A descriptive persona brings users to life by defining their thinking styles and behaviours.
Demographics (names, gender, age, ethnicity and location) are not included in this style of persona. This prevents you making assumptions, and drawing on subconscious stereotypes.
When to use this tool
You should use a descriptive persona after carrying out robust user research on a specific task. It can help you create and test possible solutions related to a specific user.
It can be particularly helpful when people in the design team have competing interests or strong ideas.
A persona’s purpose is to:
- help teams understand what is important to a defined group of users
- get people to step outside their individual perspective and focus on the diversity of people who are using a service, or are part of delivering a service
- help teams build empathy for specific users, by understanding their underlying behaviours and thinking styles
- prompt discussion with teams around things that are often unnoticed, or uncomfortable, to address
Creating a persona
This is a high-level guide for people experienced in researching and creating personas.
- Carry out robust research on a defined user group with the project team.
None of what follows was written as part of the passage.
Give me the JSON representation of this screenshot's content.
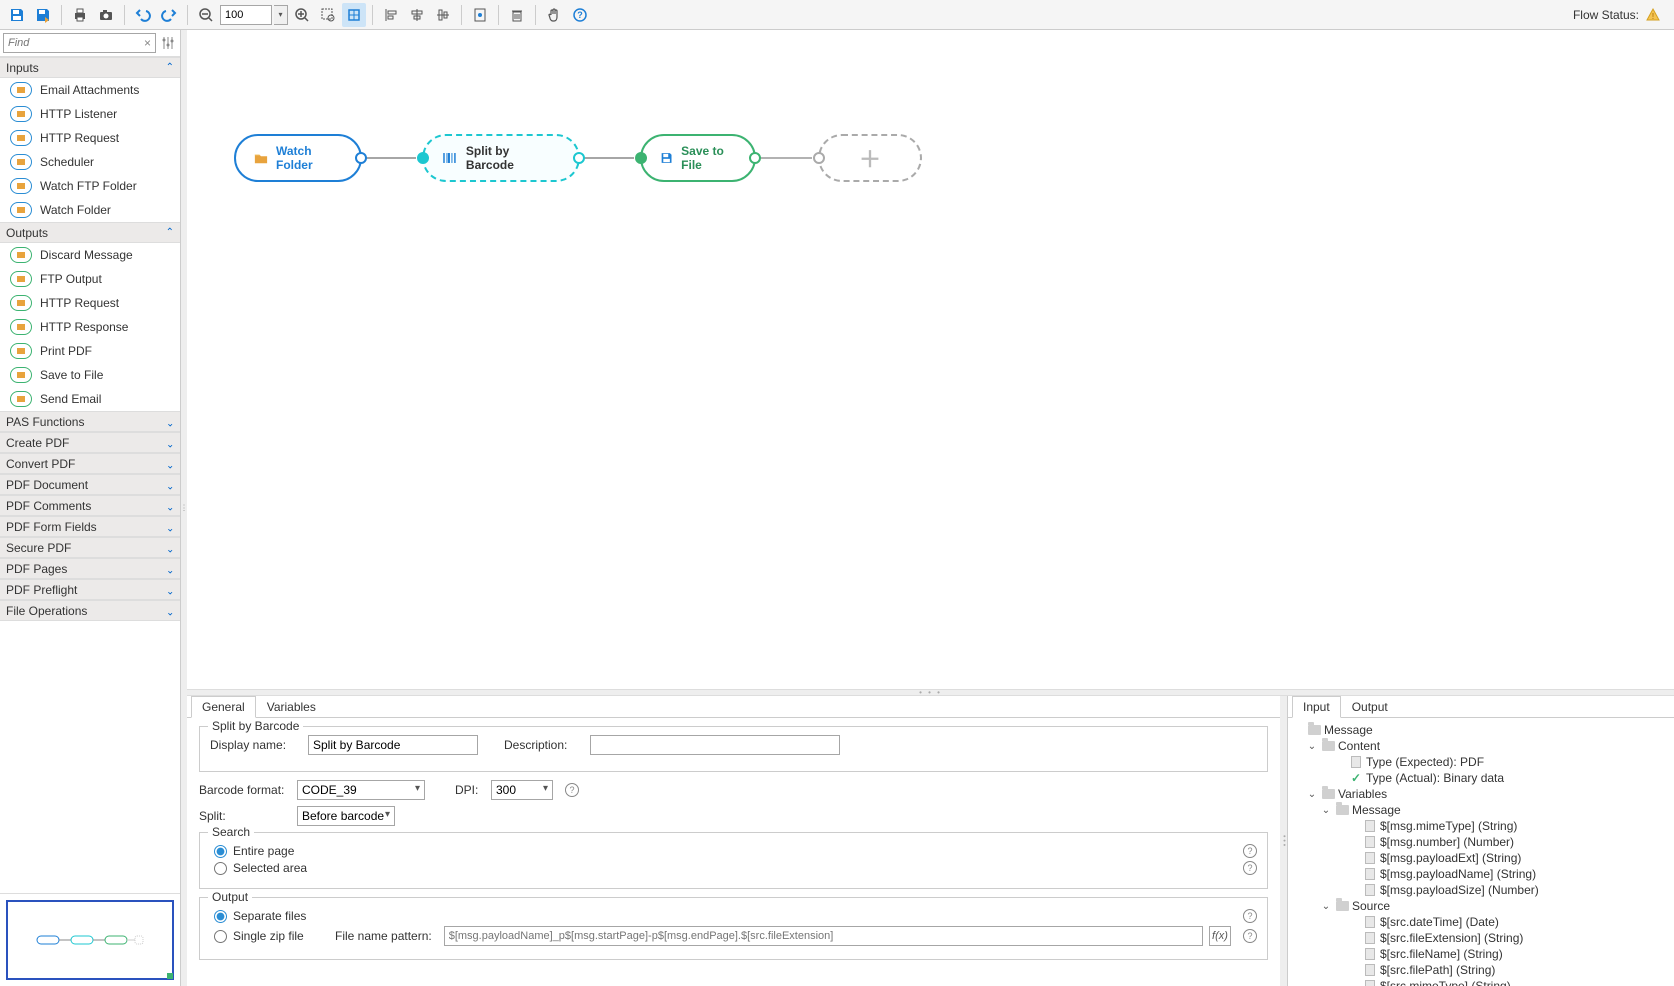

- Plan and facilitate a co-sensemaking workshop with the project team to analyse the data.
- At the start of the co-sensemaking session define the purpose, scope and context of the Descriptive Persona.
- During this session define what is important to the user and how it affects their behaviour. What are their reasons, reactions and guiding principles?
- Once the thinking styles and behaviours have been identified consolidate it into a short description, maximum 300 words.
- If possible, ask a content designer to help make sense of the language and style of the description.
Hints and tips
- write the description in first person
- if relevant, define the effect of a life event and not an age